Last April, a massive 25-meter steel kraken was deliberately sunk into the Caribbean Sea at the top of a decorated WW2 ship. The former Navy Supply Barge and its monstrous passenger were placed underwater to launch a new coral ecosystem, while serving as a state-of-the-art education center for marine researchers and local students of the British Virgin Islands . The project is titled the BVI Art Reef, and aims to use sculptures like the porous kraken as a base for growing transplanted coral.

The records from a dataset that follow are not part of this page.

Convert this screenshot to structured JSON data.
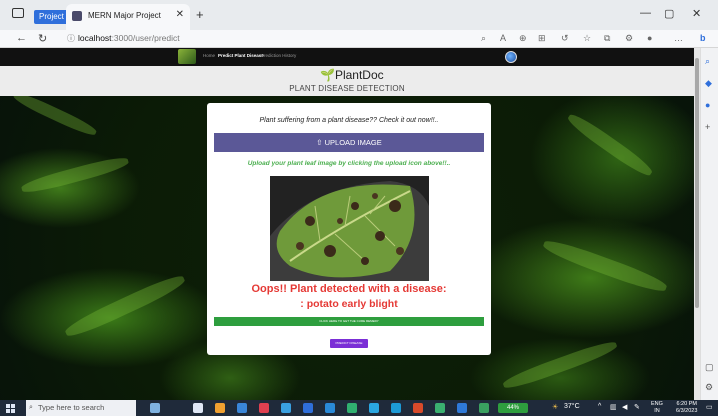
{
  "browser": {
    "profile_label": "Project",
    "tab_title": "MERN Major Project",
    "url_host": "localhost",
    "url_rest": ":3000/user/predict"
  },
  "site": {
    "nav": [
      "Home",
      "Predict Plant Disease",
      "Prediction History"
    ],
    "brand": "PlantDoc",
    "subtitle": "PLANT DISEASE DETECTION"
  },
  "card": {
    "question": "Plant suffering from a plant disease?? Check it out now!!..",
    "upload_label": "⇧ UPLOAD IMAGE",
    "hint": "Upload your plant leaf image by clicking the upload icon above!!..",
    "result_line1": "Oops!! Plant detected with a disease:",
    "result_line2": ": potato early blight",
    "green_bar_label": "CLICK HERE TO GET THE CURE REMEDY",
    "predict_label": "PREDICT DISEASE"
  },
  "taskbar": {
    "search_placeholder": "Type here to search",
    "battery": "44%",
    "temperature": "37°C",
    "lang": "ENG",
    "lang_region": "IN",
    "time": "6:20 PM",
    "date": "6/3/2023"
  },
  "colors": {
    "upload_button": "#5b5897",
    "hint_text": "#4caf50",
    "result_text": "#e53935",
    "green_bar": "#2e9e3e",
    "predict_button": "#7b2fd6"
  }
}
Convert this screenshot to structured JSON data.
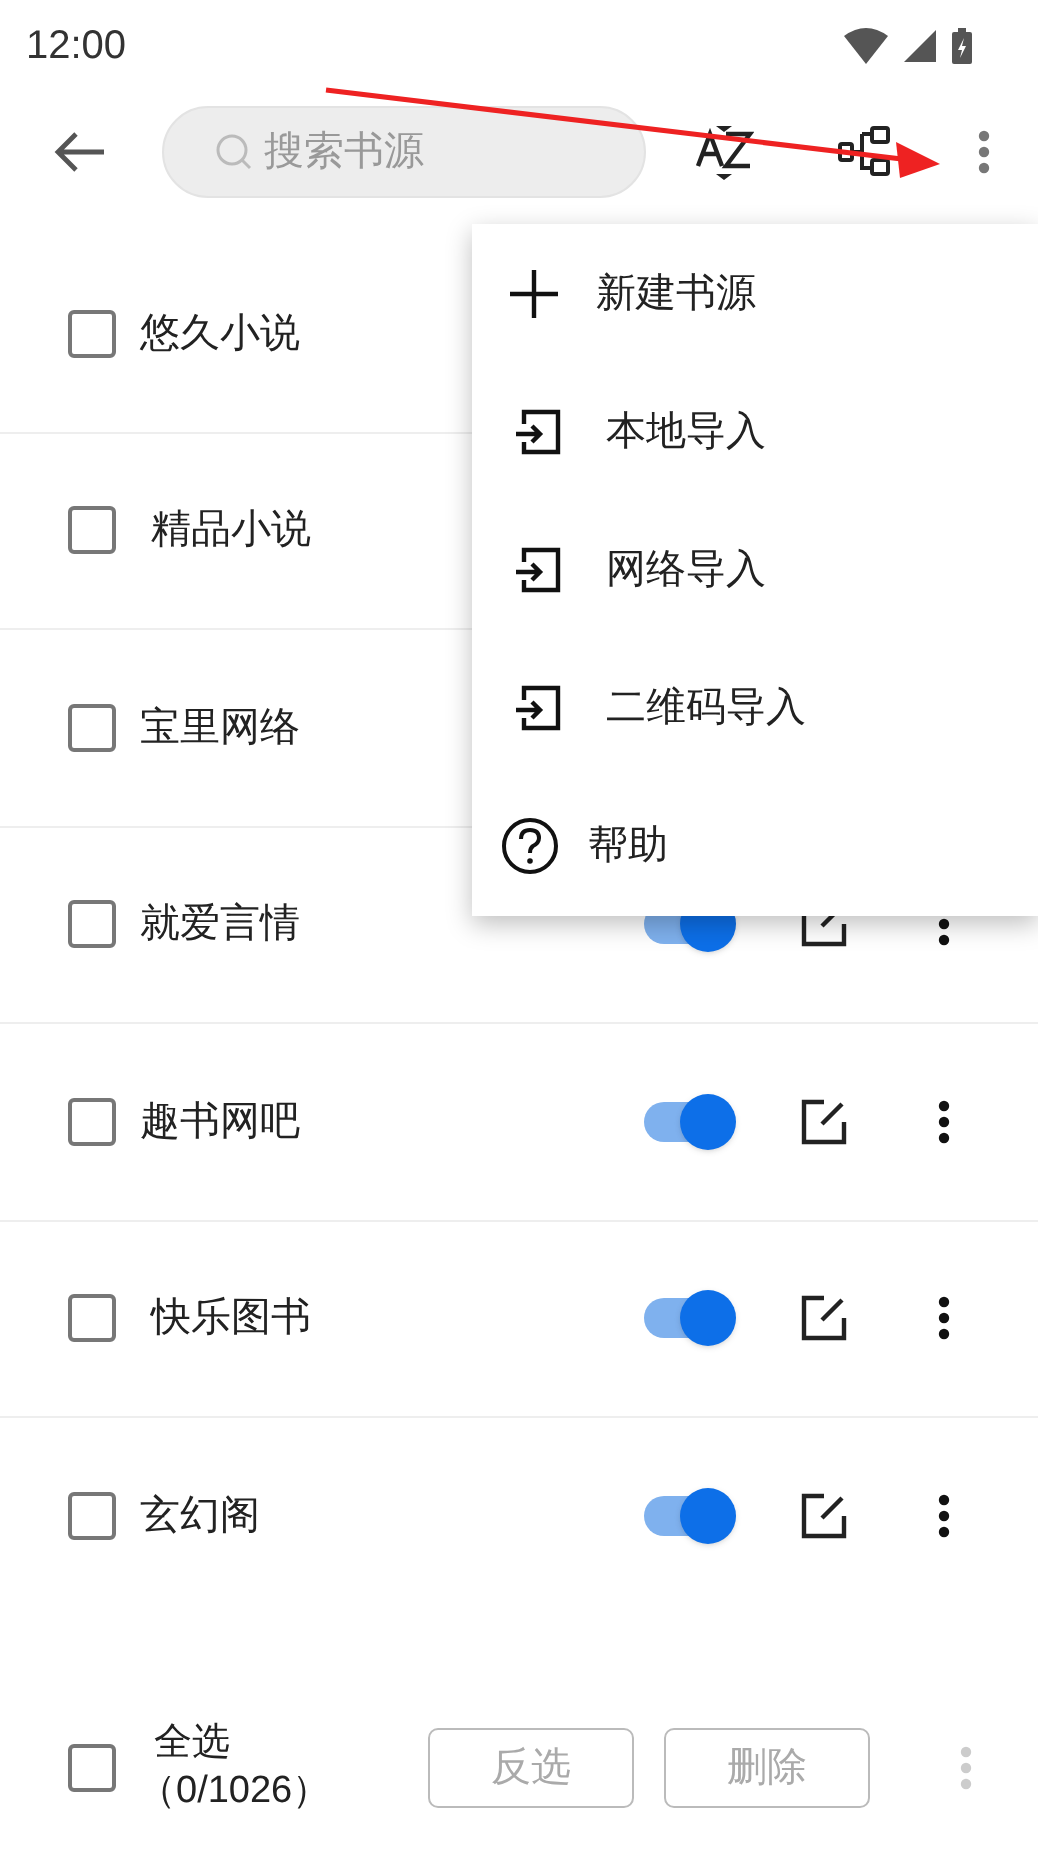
{
  "status_bar": {
    "time": "12:00"
  },
  "toolbar": {
    "search": {
      "placeholder": "搜索书源"
    }
  },
  "sources": [
    {
      "name": "悠久小说",
      "checked": false
    },
    {
      "name": " 精品小说",
      "checked": false
    },
    {
      "name": "宝里网络",
      "checked": false
    },
    {
      "name": "就爱言情",
      "checked": false,
      "on": true
    },
    {
      "name": "趣书网吧",
      "checked": false,
      "on": true
    },
    {
      "name": " 快乐图书",
      "checked": false,
      "on": true
    },
    {
      "name": "玄幻阁",
      "checked": false,
      "on": true
    }
  ],
  "menu": [
    {
      "kind": "add",
      "label": "新建书源"
    },
    {
      "kind": "import",
      "label": "本地导入"
    },
    {
      "kind": "import",
      "label": "网络导入"
    },
    {
      "kind": "import",
      "label": "二维码导入"
    },
    {
      "kind": "help",
      "label": "帮助"
    }
  ],
  "bottom_bar": {
    "select_all": {
      "label": "全选",
      "checked": false
    },
    "count": "（0/1026）",
    "buttons": [
      {
        "label": "反选",
        "disabled": true
      },
      {
        "label": "删除",
        "disabled": true
      }
    ]
  }
}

The Kodiak Queen, formerly a Marine barge named YO-44, was discovered by British photographer Owen Buggy about two and a half years ago on the island of Tortola. Instead of letting the historic ship be demolished for scrap, Buggy approached former boss Sir Richard Branson about collaboration on a restorative art facility. Together with nonprofit Unite BVI, secret artist group Samurai Productions, social justice entrepreneurial group Maverick1000 and nonprofit education of the ocean under the waves, the project was set up with both an installation of ecological art, and a philanthropic measure to rehabilitate native marine species.
25-meter steel Kraken to create artificial coral reef near British Virgin Islands
“It is expected that in a short period of time, the vessel and the artwork will attract a myriad of sea creatures,” said Clive Petrovic consultant on the environmental impact of the BVI Art Reef. “Everything from coral to sponges, sharks and turtles will live in an environment in and around the wreck. The ship will become valuable for future research for local scientists and students. “
To sink this massive vessel, the project sought the assistance of Commercial Diving Services who safely submerged the vessel off the coast of Virgin Gorda Island. It was the first time the ship had been in the water for nearly 17 years, and was driven to its final resting place by a host of boats and helicopters.
Filmmaker Rob Sorrenti filmed both the construction and sinking of the kraken and his ship. The full documentary is currently in post-production, with an estimated release for the beginning of next year. You can watch an excerpt from the upcoming movie below. For more information on visiting BVI Art Reef, and to find out more about its educational programs, visit the project website and Facebook.
A 25-meter Steel Kraken will create an artificial coral reef near the British Virgin Islands video: